This year the Coens opt for lighter fare with the exploits of idiots in Washington, D.C. Though the story of adults way past their prime doing moronic things may almost be as depressing as the ultra-bleak No Country it’s nowhere near as good a film, and it barely reaches the comedic heights of The Big Lebowski. Still, it’s a decent way to see well-respected actors cut loose and act like stupid failures. Everyone is a failure in some manner and it seems only Frances MacDormand is aware of the fact. She’s a depressed gym employee who cruises online dating sites for unsatisfying trysts, desperate to be loved and wanted even though she sees herself as a droopy, undeserving hag. To fix that she wants cosmetic surgery but the money is way out of reach until her fellow employee, Brad Pitt having a ton of fun playing himself, finds a CD containing CIA information. They blackmail former CIA agent John Malkovich with it, take it to the Russian embassy, and get tangled up with bearded ladies man George Clooney. Tilda Swinton also appears as Clooney’s shrill mistress. That woman was born to play icy bitches.
Everyone does well in their parts especially Clooney and Malkovich, who seem to play exaggerated versions of their real-life selves. I thought for sure Brad Pitt would’ve been the runaway favorite based on the goofy trailer but some of his antics fell short, and I wasn’t the only one in the theater to think so. He’d wave his arm and repeat jokes like he was in an Apatow production, stirring no one in the (modest) crowd to laugh, whereas Clooney and Malkovich can just make an over-animated face and I’d snicker. They’re terrific and I missed them each time they were offscreen, and missed them even more when the plot gave them less to do. Eventually Malkovich’s scenes consist of him yelling “fuck” and its variations over and over, and that’s all he has left to do in the movie. Luckily, he’s an artist with that word, used with impact and precision.
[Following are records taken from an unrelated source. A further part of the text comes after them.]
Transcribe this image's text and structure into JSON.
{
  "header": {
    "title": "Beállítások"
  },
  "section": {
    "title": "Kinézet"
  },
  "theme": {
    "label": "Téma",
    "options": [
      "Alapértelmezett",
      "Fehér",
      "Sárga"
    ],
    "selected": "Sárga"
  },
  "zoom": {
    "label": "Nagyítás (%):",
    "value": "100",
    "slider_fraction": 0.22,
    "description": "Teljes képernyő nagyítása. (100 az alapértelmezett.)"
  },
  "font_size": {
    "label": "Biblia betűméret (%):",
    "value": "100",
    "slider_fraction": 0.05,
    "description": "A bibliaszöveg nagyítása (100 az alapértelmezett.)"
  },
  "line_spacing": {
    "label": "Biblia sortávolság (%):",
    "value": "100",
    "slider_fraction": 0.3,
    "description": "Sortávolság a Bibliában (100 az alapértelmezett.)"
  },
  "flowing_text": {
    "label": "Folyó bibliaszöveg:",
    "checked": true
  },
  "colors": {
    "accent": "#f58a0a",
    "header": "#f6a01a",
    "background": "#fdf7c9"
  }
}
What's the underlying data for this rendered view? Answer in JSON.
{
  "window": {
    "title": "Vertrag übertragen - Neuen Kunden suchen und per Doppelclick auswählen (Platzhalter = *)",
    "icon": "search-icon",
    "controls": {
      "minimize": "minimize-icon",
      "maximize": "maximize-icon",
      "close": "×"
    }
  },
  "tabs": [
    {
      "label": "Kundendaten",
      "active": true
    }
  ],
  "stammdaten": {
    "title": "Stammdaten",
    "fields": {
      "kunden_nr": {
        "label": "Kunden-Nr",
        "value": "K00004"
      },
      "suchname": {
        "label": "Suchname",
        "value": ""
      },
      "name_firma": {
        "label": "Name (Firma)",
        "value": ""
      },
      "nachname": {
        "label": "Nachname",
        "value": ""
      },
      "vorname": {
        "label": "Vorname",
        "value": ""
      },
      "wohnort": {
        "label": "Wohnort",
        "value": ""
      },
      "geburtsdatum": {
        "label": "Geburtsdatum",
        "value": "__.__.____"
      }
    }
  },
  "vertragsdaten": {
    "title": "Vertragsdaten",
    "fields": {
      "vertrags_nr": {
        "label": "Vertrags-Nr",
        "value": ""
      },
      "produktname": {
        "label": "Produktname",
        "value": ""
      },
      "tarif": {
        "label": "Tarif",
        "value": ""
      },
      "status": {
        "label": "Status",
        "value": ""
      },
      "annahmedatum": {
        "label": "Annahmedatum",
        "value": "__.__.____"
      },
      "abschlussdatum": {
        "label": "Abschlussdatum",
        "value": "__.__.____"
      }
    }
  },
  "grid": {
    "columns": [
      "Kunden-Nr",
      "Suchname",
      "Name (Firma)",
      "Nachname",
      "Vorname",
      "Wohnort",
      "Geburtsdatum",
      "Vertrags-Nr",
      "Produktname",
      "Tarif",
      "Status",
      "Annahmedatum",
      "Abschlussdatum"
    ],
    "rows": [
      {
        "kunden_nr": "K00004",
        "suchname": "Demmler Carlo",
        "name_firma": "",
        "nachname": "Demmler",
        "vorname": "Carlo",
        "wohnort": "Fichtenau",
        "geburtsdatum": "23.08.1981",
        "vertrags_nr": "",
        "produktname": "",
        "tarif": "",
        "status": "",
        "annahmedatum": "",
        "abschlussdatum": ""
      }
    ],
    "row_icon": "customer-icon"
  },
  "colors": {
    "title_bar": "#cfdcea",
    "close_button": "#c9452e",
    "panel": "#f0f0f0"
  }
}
Besides the goofy acting the other noteworthy thing about Burn After Reading is the soundtrack. The loud, foreboding music sounds like it was pulled out of Spy Game or Enemy of the State, or any dopey Tony Scott piece. It’s music for a serious movie, which naturally contrasts with what’s actually going on in the movie. The Coens are adept at parody – Lebowski skewers noir detective yarns, Fargo and even No Country are darkly funny – and Burn‘s their latest, a ridiculous stab at the spy/espionage genre. It’s not their best, but it’s not bad either.
It’s certainly better than Ladykillers.